▸ **REQUIREMENT**: Go through the lines below, tally those that include the word "hint", and give only the tally.

Dataset rows for apps and sites:
>>>>>

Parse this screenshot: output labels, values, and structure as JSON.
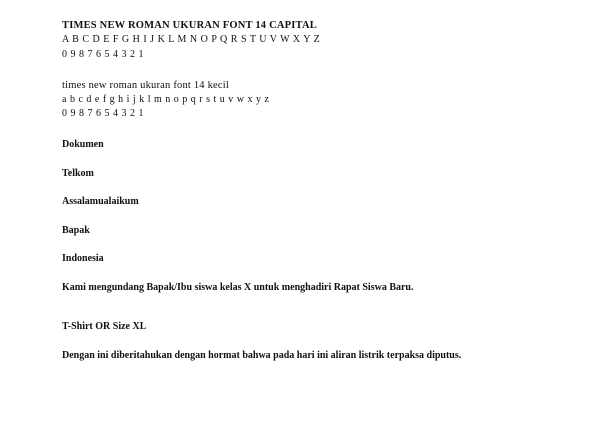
{
  "document": {
    "capital_section": {
      "heading": "TIMES NEW ROMAN UKURAN FONT 14 CAPITAL",
      "alphabet": "A B C D E F G H I J K L M N O P Q R S T U V W X Y Z",
      "digits": "0 9 8 7 6 5 4 3 2 1"
    },
    "small_section": {
      "heading": "times new roman ukuran font 14 kecil",
      "alphabet": "a b c d e f g h i j k l m n o p q r s t u v w x y z",
      "digits": "0 9 8 7 6 5 4 3 2 1"
    },
    "words": [
      "Dokumen",
      "Telkom",
      "Assalamualaikum",
      "Bapak",
      "Indonesia"
    ],
    "paragraph_1": "Kami mengundang Bapak/Ibu siswa kelas X untuk menghadiri Rapat Siswa Baru.",
    "shirt_size": "T-Shirt OR Size XL",
    "paragraph_2": "Dengan ini diberitahukan dengan hormat bahwa pada hari ini aliran listrik terpaksa diputus."
  }
}
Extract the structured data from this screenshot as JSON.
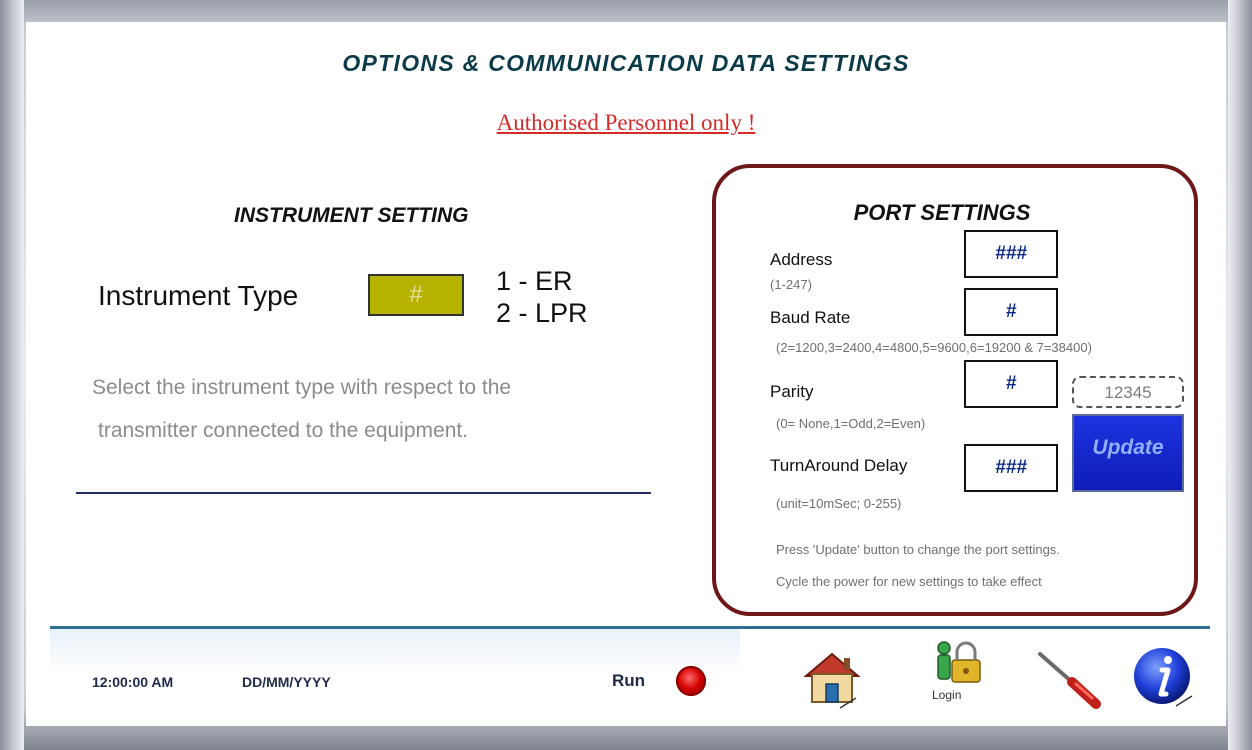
{
  "header": {
    "title": "OPTIONS & COMMUNICATION DATA SETTINGS",
    "warning": "Authorised Personnel only !"
  },
  "instrument": {
    "section_title": "INSTRUMENT SETTING",
    "type_label": "Instrument Type",
    "type_value": "#",
    "options": [
      "1 - ER",
      "2 - LPR"
    ],
    "description_lines": [
      "Select the instrument type with respect to the",
      "transmitter connected to the equipment."
    ]
  },
  "port": {
    "section_title": "PORT SETTINGS",
    "address": {
      "label": "Address",
      "hint": "(1-247)",
      "value": "###"
    },
    "baud_rate": {
      "label": "Baud Rate",
      "hint": "(2=1200,3=2400,4=4800,5=9600,6=19200 & 7=38400)",
      "value": "#"
    },
    "parity": {
      "label": "Parity",
      "hint": "(0= None,1=Odd,2=Even)",
      "value": "#"
    },
    "turnaround": {
      "label": "TurnAround Delay",
      "hint": "(unit=10mSec; 0-255)",
      "value": "###"
    },
    "password_value": "12345",
    "update_label": "Update",
    "notes": [
      "Press 'Update' button to change the port settings.",
      "Cycle the power for new settings to take effect"
    ]
  },
  "footer": {
    "time": "12:00:00 AM",
    "date": "DD/MM/YYYY",
    "run_label": "Run",
    "login_label": "Login",
    "icons": [
      "home-icon",
      "login-icon",
      "tools-icon",
      "info-icon"
    ]
  },
  "colors": {
    "title": "#0b3b49",
    "warning": "#d42a2a",
    "instrument_box": "#b5b300",
    "port_border": "#6e1718",
    "update_button": "#1626d0",
    "run_led": "#d40000"
  }
}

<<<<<

▸ **SOLUTION**: 4